By John Geralds, VNU Net

A security hole that could expose private files has been
discovered in Netscape Communicator.

The problem allows hostile website operators to gather details
from visitors’ computers, including bookmarks and cache
information.

“We think this may be one of the most powerful Netscape
Communicator exploits ever,” said Bennett Haselton, a bug hunter
and head of PeaceFire, an organisation dedicated to fighting
content filtering on the web.

A Netscape spokeswoman said the company is testing two possible
fixes which will be added to the 4.7 release of the browser.

The vulnerability is caused by a combination of technologies
that allows an unfriendly website operator to avoid the browser’s
security features.

Users can use frames or windows to get at files in their
computers so windows opened from the local disk have weak security
features. Stronger cross frame security features should prevent web
authors from using JavaScript to transfer data from a window on a
user’s computer to a window belonging to the website operator.

However, Haselton showed that a website operator could introduce
JavaScript code through a cookie inserted onto the user’s hard
drive.

“Getting ‘read’ access to the user’s hard drive is the second
most powerful exploit you can possibly launch. If I run the exploit
on a specific person, I can determine what other sites they have
visited,” he said, adding that the ability to execute code on a
person’s computer is the most powerful.

He also noted that the problem only occurs if the user has their
profile name set on default, which applies to most users.

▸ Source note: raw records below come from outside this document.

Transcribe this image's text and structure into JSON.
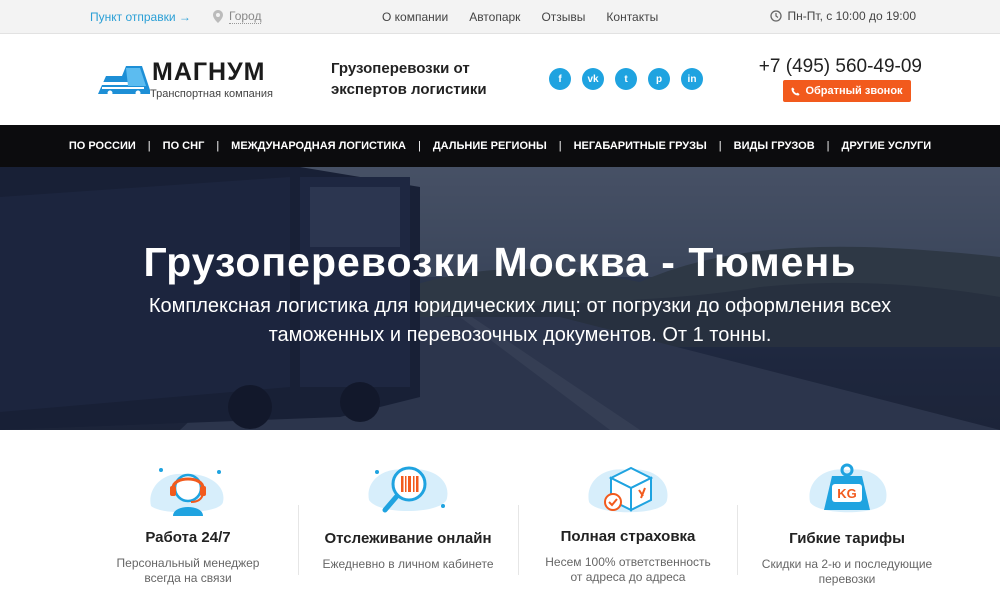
{
  "topbar": {
    "dispatch_label": "Пункт отправки →",
    "city_label": "Город",
    "nav": [
      "О компании",
      "Автопарк",
      "Отзывы",
      "Контакты"
    ],
    "hours": "Пн-Пт, с 10:00 до 19:00"
  },
  "header": {
    "logo_title": "МАГНУМ",
    "logo_subtitle": "Транспортная компания",
    "tagline": "Грузоперевозки от экспертов логистики",
    "socials": [
      {
        "icon": "facebook-icon",
        "glyph": "f"
      },
      {
        "icon": "vk-icon",
        "glyph": "vk"
      },
      {
        "icon": "twitter-icon",
        "glyph": "t"
      },
      {
        "icon": "pinterest-icon",
        "glyph": "p"
      },
      {
        "icon": "linkedin-icon",
        "glyph": "in"
      }
    ],
    "phone": "+7 (495) 560-49-09",
    "callback_label": "Обратный звонок"
  },
  "mainnav": {
    "items": [
      "По России",
      "По СНГ",
      "Международная логистика",
      "Дальние регионы",
      "Негабаритные грузы",
      "Виды грузов",
      "Другие услуги"
    ]
  },
  "hero": {
    "title": "Грузоперевозки Москва - Тюмень",
    "subtitle": "Комплексная логистика для юридических лиц: от погрузки до оформления всех таможенных и перевозочных документов. От 1 тонны."
  },
  "features": [
    {
      "icon": "headset-operator-icon",
      "title": "Работа 24/7",
      "desc": "Персональный менеджер всегда на связи"
    },
    {
      "icon": "barcode-magnifier-icon",
      "title": "Отслеживание онлайн",
      "desc": "Ежедневно в личном кабинете"
    },
    {
      "icon": "insured-box-icon",
      "title": "Полная страховка",
      "desc": "Несем 100% ответственность от адреса до адреса"
    },
    {
      "icon": "kg-weight-icon",
      "title": "Гибкие тарифы",
      "desc": "Скидки на 2-ю и последующие перевозки"
    }
  ],
  "colors": {
    "accent_blue": "#1fa3e0",
    "accent_orange": "#f25a1d",
    "nav_bg": "#0c0c0e"
  }
}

The Netscape spokeswoman cited the conditions necessary for an
exploit to occur and the fact that only links could be accessed.
The company also suggests users concerned about the vulnerability
to turn off JavaScript and to refuse to accept cookies or only
accept them from trusted sources.